Making a graduation film is a huge challenge, but there’s an equally significant challenge that comes afterward: finding work in the animation/vfx industry.
At most schools, when a student graduates, they are left largely to their own devices to establish a foothold in the industry, and it requires a lot of hustling, knocking on doors, and cold-calling companies. But what if a school could help students understand how to network and connect with the industry before they graduated?
That thought is the inspiration for Vancouver Film School’s Fresh Meet, an innovative program designed for 3D and vfx students who attend the entertainment arts school, allowing them to network early with the right people from major studios.
The idea for Fresh Meet was conceived by Sarah von Fersen, who joined the Vancouver Film School (VFS) Animation program as its mentorship and industry relations lead, after having enjoyed a fulfilling career as an artist at Framestore, Electronic Arts, Jim Henson Creature Shop, and Pixar. Her goal was to ensure that VFS’s students had greater opportunities to network with animation and vfx studios before graduation than she had had when she was in school.
“One of the mandates I had when I started at VFS was to begin working on the concept that would eventually become the Fresh Meet event,” von Fersen says. “Other programs at the school, like Digital Design and Game Design, were doing industry events, so I started researching their events and seeing how they were created and what happened at the events… then I adjusted it to meet the needs of our animation students.”
The Fresh Meet concept takes a common sense approach to helping students.

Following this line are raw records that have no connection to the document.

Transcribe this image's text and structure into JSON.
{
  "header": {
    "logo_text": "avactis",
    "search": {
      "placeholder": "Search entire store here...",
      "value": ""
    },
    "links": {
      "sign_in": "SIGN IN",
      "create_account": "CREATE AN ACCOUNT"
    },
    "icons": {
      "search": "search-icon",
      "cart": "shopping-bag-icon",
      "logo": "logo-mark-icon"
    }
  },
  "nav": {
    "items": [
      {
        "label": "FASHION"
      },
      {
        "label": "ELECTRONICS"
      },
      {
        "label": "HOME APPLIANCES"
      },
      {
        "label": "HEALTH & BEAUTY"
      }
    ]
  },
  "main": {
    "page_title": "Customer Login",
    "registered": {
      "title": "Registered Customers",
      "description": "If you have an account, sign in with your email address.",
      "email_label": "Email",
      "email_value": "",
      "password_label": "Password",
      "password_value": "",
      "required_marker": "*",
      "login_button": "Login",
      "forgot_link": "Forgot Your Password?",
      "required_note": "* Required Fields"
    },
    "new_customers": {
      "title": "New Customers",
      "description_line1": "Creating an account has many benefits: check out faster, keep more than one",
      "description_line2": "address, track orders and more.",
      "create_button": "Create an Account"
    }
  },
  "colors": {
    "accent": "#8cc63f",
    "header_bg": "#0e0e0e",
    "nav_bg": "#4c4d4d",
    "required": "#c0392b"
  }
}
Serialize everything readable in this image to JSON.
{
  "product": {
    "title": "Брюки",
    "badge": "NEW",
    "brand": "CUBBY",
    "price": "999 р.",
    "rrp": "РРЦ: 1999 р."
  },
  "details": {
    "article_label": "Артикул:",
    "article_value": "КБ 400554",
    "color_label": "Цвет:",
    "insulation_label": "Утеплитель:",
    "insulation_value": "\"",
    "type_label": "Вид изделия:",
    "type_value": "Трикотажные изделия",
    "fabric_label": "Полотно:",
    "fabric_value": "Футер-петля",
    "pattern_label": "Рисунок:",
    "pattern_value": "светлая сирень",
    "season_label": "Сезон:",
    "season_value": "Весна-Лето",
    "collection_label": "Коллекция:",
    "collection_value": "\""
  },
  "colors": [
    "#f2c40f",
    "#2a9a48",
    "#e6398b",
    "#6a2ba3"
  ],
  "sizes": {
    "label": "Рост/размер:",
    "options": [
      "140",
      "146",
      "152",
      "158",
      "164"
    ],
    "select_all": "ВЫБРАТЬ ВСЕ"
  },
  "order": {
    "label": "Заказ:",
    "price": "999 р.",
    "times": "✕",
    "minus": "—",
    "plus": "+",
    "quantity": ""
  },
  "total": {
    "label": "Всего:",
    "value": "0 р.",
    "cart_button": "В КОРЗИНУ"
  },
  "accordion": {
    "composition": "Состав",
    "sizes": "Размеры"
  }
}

While VFS 3D animation students are still in session and hard at work in their one-year immersive programs, they are introduced to industry contacts during the Fresh Meet event, which allows them to showcase their works-in-progress.
Through Fresh Meet and additional mentoring, students learn how to present themselves and their work in the right way to prospective employers, which is a critical step for landing a job after graduation.
“We prepare them for a couple of things leading up to Fresh Meet,” von Fersen explains. “We prepare them to talk in front of an audience and become comfortable presenting their work. The speech is short…45 seconds or so, where they talk about who they are, where they are from, why they are here—things the industry reps want to know. I work with the students after they write their first draft of their speeches so they understand what the industry people want to know and want to see.”
This kind of personal mentorship comes in especially handy for the school’s international students (some 47% of the school’s population) for whom English may be a second language. “We do rehearsals of the speech,” she says. “We start off with a small audience, maybe a couple of people, and then gradually increase the number of audience members over subsequent rehearsals. And as this is while they are still in their one-year program, the students haven’t completed their demo reel, but they work with their senior mentors [who are working industry professionals] to help decide what clips showcase what they are best at, and their best work.”
Some students have been offered jobs straight out of the Fresh Meet event, but it is beneficial even for those who aren’t hired immediately. “It makes them known to people in the industry,” von Fersen says. “They are recognized when they go to job interviews later on. So often these days, you apply for a job and it is just to an email address. But we get them networking and talking to people—and so much of this industry is word-of-mouth. If you can make those contacts early, you are halfway there. There is no doubt… Fresh Meet opens doors.”
To learn more about Vancouver Film School’s 3D Animation and VFX program, visit the school’s web site.
If you’re interested in becoming an industry mentor at VFS, click here.